In the Injection room, Moses (Moses 1) and Jocelyn could place IVs expertly even in the tiniest wriggling baby. They are a crucial part of the team in the health center. Harriet and Jeffrey run the laboratory. The injection room and the laboratory are places that the children fear most. Crying often emits from these rooms and they are reluctant dragons when it is their turn to face the music.
Then there are Olivier and Alice who dole out the medications, Patrick who registers the demographics of the patients who have been seen; there are many more personnel that I don’t know who make the day-to-day functioning of the clinic possible. Kibengo Health Center also runs a community out reach service twice a week. I am not familiar with the program since being the only doctor here I was told from the outset that my place is at the center itself.
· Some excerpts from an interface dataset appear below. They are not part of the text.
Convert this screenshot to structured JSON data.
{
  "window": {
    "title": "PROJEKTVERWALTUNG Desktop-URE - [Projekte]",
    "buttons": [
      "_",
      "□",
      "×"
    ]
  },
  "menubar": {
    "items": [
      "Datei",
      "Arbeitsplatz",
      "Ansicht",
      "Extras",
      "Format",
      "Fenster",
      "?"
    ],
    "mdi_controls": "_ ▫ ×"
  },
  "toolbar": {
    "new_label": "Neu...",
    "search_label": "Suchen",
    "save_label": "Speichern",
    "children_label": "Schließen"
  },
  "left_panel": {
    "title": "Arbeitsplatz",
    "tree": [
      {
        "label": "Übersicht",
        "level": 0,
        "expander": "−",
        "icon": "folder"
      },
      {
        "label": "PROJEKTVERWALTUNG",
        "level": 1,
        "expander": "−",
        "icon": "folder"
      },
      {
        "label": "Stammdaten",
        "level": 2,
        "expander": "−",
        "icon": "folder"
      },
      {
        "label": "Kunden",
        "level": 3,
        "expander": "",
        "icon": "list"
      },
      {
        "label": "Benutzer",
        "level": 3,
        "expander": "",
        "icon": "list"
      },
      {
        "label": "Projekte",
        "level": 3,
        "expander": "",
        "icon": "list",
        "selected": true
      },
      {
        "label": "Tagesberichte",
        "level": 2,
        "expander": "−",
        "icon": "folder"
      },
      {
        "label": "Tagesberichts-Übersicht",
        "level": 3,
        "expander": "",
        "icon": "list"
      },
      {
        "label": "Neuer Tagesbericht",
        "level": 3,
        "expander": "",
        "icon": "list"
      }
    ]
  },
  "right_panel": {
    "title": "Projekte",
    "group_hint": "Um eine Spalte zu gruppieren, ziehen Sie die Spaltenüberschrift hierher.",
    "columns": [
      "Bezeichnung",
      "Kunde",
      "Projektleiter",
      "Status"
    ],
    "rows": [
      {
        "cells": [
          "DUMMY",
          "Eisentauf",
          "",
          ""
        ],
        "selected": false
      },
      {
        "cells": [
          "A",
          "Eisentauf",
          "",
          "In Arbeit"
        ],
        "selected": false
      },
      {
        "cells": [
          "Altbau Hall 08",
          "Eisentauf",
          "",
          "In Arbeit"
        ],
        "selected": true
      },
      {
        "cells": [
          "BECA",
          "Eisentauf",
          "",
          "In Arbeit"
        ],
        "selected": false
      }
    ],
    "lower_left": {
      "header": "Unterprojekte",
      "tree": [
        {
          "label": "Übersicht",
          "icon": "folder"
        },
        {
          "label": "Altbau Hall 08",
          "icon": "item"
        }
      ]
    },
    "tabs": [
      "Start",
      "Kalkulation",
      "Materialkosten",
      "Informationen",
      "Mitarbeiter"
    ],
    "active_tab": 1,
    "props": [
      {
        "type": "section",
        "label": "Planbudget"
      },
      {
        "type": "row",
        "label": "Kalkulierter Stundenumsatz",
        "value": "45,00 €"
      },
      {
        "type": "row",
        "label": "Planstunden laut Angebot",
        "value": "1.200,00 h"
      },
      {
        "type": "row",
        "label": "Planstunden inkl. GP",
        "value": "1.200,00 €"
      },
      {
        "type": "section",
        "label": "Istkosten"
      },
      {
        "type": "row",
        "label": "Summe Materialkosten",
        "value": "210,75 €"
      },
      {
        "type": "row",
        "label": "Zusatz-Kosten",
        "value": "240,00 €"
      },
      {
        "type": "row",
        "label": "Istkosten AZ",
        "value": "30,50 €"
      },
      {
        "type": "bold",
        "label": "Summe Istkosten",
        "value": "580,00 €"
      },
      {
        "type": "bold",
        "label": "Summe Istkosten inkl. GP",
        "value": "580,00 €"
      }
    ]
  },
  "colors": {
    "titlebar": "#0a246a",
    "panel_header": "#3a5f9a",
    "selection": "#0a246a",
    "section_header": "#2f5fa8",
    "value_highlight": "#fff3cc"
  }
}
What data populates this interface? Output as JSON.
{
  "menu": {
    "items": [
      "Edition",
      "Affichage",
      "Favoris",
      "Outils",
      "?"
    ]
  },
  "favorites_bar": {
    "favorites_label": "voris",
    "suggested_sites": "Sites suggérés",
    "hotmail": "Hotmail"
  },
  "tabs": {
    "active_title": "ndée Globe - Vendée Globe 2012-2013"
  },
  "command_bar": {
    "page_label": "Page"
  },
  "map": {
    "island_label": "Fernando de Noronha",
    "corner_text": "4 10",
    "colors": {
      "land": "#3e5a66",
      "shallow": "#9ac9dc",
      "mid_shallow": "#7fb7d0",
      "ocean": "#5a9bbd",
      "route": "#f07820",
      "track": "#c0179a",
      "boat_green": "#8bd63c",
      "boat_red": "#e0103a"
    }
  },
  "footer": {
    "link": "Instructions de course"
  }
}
Joshua is the medical officer with whom I share a consultation room. We saw patients simultaneously on each side of the desk, not much privacy for our patients. If I have to do a gynecological exam, I would take my women to the maternity consultation room. For the men who complain of ailments below the waist, I would empty our consultation room of patients for my exam. Joshua is unlike most African medical people I work with does his physical exam which is quite refreshing indeed. Most African doctors just talk to their patients and prescribe them medications without performing a physical examination.
Speaking of physical examination, I saw a man with insomnia, he told us that he became “crazy” last January and was admitted and then medicated. I decided to do a fairly complete physical examination on him and sent him home on some diazepam (sleep aid). The following week he brought his wife and insisted that she should see me. She also was hospitalized roughly at the same time for psychotic problem and came in for insomnia. He told Joy that he himself has been sleeping well since he had the complete treatment from me. He wanted his wife to get the same physical exam that he received from me. Well if that made him happy, I was glad to comply. Such is the healing power of the laying of the hands.
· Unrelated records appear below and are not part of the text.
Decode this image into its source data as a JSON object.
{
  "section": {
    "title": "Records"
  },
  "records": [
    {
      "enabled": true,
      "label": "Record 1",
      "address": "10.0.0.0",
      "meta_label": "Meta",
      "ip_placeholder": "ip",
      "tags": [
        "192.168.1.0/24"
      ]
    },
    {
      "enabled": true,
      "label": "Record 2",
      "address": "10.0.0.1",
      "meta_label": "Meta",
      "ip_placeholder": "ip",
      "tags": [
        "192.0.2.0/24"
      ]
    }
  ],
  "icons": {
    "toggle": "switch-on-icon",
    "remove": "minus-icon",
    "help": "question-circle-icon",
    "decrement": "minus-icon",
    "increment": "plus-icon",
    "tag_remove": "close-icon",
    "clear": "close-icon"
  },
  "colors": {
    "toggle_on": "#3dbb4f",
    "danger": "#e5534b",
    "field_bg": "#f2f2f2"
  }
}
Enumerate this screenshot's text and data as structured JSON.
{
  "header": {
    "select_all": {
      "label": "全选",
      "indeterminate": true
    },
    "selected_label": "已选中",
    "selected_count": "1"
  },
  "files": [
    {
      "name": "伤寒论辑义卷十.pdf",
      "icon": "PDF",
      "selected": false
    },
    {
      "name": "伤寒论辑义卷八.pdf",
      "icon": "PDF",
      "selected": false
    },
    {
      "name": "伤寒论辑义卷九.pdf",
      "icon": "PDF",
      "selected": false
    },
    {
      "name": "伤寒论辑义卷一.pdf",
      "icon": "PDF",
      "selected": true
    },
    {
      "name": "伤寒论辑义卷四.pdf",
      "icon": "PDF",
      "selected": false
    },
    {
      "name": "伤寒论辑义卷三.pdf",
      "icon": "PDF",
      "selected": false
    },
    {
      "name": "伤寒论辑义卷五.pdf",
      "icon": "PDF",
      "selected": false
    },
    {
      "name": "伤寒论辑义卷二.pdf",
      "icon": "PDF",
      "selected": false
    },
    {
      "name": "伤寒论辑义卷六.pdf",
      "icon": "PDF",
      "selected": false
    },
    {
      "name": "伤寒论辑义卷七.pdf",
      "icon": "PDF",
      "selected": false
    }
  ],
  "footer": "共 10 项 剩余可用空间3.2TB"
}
Joshua is also in charge of the treatment of TB and keeps a record of all the patients who have been sent to get sputum testing. All the patients who are sent for TB testing also receive HIV testing. From my rough calculation, about 5% of the patients tested are positive for TB but 25% of patients suspected of TB are tested positive for HIV.
The clinic sees between 250 to 350 patients a day. Sixteen staff members live in the quarters behind the clinic, two to a room. Many of them have families far away and yet I have not heard any mutterings of dissatisfaction among the staff. They have to use the latrines, no flushed toilets or running water. There is a very thriving vegetable garden in the yard with lots of onions, corn, tomatoes, pumpkins, passion fruits, groundnuts and ododo. There are many more administrators and support staff that I have not mentioned and they also make the place whirl.
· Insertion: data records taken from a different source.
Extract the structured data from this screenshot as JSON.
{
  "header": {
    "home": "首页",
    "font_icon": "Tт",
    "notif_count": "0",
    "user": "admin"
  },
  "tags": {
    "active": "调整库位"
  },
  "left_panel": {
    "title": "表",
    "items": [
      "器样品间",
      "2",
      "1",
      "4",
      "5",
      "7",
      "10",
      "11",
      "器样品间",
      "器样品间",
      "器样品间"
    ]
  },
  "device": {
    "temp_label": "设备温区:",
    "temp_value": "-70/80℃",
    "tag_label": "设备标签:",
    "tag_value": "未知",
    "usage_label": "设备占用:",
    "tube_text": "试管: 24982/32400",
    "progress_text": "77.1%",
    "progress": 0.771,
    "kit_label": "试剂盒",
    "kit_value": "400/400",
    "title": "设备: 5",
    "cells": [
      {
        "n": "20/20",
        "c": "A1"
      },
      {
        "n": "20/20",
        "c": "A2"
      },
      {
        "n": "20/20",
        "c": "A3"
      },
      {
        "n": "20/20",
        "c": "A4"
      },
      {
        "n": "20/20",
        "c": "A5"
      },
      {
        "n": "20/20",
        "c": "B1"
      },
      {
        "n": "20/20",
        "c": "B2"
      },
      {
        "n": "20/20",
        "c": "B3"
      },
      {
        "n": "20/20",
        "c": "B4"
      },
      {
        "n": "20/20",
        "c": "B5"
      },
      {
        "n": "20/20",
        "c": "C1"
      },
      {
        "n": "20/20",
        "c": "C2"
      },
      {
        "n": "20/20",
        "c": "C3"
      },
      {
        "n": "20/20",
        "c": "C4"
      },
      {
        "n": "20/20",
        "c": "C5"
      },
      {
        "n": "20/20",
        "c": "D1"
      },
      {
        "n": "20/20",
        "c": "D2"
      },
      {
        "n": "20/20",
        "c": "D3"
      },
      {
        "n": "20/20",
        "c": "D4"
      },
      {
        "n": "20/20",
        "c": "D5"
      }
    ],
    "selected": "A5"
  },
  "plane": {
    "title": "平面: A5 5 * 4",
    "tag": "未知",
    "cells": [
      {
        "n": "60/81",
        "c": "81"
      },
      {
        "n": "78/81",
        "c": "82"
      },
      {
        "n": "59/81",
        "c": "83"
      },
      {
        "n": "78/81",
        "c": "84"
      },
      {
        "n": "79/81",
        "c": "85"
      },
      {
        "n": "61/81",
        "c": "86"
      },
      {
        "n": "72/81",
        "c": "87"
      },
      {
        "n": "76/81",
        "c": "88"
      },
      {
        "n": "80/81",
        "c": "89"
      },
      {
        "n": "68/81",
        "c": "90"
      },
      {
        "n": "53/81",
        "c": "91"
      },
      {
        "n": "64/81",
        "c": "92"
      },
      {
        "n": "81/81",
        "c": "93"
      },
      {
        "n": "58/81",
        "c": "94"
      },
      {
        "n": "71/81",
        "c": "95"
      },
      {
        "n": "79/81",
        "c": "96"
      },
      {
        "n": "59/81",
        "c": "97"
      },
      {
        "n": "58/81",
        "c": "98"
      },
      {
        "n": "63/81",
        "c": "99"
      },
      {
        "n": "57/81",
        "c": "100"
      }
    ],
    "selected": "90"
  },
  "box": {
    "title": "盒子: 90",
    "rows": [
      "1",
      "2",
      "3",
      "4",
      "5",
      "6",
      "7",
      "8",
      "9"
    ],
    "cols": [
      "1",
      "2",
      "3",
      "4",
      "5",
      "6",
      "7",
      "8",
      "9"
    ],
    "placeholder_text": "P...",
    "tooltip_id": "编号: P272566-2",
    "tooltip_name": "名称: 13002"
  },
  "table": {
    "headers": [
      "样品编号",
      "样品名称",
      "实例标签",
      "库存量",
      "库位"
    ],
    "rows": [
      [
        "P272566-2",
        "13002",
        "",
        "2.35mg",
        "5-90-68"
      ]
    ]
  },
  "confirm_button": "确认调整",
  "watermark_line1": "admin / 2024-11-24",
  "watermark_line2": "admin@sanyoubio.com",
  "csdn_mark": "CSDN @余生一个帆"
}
Last week Rosette showed me a new-born baby, soft, innocent and vulnerable. He was the mother’s first and she seemed exhausted but grandmother was extremely proud and eager to show off her grandson. Rosette was just as proud.